The Book of Eli
Stylish Post-Apocalyptic Thriller
The Book of Eli is the post-apocalyptic thriller for those who thought The Road was too boring. The first movie to be directed by the Hughes brothers since 2001’s From Hell, the movie is full of stylish action sequences that usually involve Denzel Washington making mincemeat out of a number of attackers. The religious implications are also much more on the surface in The Book of Eli than they were in The Road, as the book of the title is no less than the King James Bible.
About thirty years after a nuclear war ripped a hole in the atmosphere, leaving the human race vulnerable to the deadly rays of the sun, Washington plays Eli, a lonesome drifter making his way west. His prized possession is a copy of the King James Bible, the last of its kind after most copies were destroyed following the war by those who believed it was the cause. Eli believes it to be his mission to get the book to the coast. He’s not sure exactly why, he just has faith.
His journey leads him to a small township run by a dictator named Carnegie. Carnegie is also looking for the book, but plans to use its words to rule and, in a sense, become a God of the new world. He sends the beautiful young Solara to seduce Eli, but the two end up joining sides and the movie becomes a race between good and evil.
I count myself among those who felt The Road was too boring, and although I’m not willing to label The Book of Eli as a better movie, I certainly got more enjoyment out of it. It’s not really fair to compare the two, however, aside from the fact that they are both post-apocalyptic movies with religious undertones, so I’ll stop that now.

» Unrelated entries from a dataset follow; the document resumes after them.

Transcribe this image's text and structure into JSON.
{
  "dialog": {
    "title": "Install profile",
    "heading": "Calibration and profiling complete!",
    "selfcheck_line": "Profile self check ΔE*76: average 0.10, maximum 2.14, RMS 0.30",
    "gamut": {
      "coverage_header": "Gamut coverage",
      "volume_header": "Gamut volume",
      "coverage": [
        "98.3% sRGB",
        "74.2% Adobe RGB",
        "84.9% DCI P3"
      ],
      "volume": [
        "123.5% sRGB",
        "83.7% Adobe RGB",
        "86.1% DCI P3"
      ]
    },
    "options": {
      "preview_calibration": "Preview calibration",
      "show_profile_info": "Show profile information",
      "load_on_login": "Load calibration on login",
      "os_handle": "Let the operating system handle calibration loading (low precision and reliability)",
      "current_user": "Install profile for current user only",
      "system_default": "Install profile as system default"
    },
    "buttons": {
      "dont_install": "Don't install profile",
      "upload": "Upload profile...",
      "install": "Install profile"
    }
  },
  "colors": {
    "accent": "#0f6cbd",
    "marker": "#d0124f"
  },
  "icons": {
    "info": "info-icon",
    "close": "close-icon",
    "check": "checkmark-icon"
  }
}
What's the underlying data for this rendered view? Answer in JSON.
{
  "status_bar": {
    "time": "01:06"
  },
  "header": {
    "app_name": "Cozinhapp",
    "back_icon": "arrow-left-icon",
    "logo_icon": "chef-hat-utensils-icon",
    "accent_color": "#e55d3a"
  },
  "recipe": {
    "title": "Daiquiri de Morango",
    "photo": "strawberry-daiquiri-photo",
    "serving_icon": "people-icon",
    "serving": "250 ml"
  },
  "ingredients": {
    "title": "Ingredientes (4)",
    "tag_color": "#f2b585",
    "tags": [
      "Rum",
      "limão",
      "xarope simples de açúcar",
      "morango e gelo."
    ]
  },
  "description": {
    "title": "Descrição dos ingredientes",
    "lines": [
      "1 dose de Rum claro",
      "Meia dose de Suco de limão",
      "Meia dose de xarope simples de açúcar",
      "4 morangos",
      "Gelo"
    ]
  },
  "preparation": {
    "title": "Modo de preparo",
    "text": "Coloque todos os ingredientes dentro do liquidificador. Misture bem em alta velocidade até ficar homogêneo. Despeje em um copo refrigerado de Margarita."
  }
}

Denzel Washington has always been the kind of actor that the audience can easily connect with and his Eli is no exception. We know he is the good guy, even when he is cutting other people’s limbs off. Gary Oldman is also at his scenery-chewing best as Carnegie.
The fight and action scenes are all wonderfully staged and choreographed by the Hughes brothers. Two really stand out. The first is the initial fight shot in the shadow of an overpass as Eli fights off a number of assailants, including one armed with a chainsaw. The second is a stand-off between the good guys and the bad guys. In what looks like a single shot, the camera swirls between the farmhouse where Eli and Solara make their stand and Carnegie’s army outside. It’s an impressive set piece that reminds me of a flashier version of the lengthy Children of Men battle scenes.
The movie also has one of those terrific twist endings a la The Usual Suspects and The Sixth Sense. Now, the movie nowhere near compares to those two, but like them, the ending of Eli will have you revisiting the film—if only in your head—to find all the hints you may have missed along the way; or maybe to find the holes, whatever floats your boat.
With the emphasis on the Bible, I was expecting a much more religious ending and although I was delighted by the twist, I was somewhat underwhelmed by the rest of the conclusion. Still, I was quite entertained throughout the entire film. It also inspired me to hold on to any KFC wet naps I come across… you know, just in case I’ll eventually need them as currency.
The Book of Eli is rated R for “some brutal violence and language.” This is a violent movie with limbs being chipped, etc., so the R rating is definitely appropriate.
Courtesy of a local publicist, Jeff attended a promotional screening of The Book of Eli.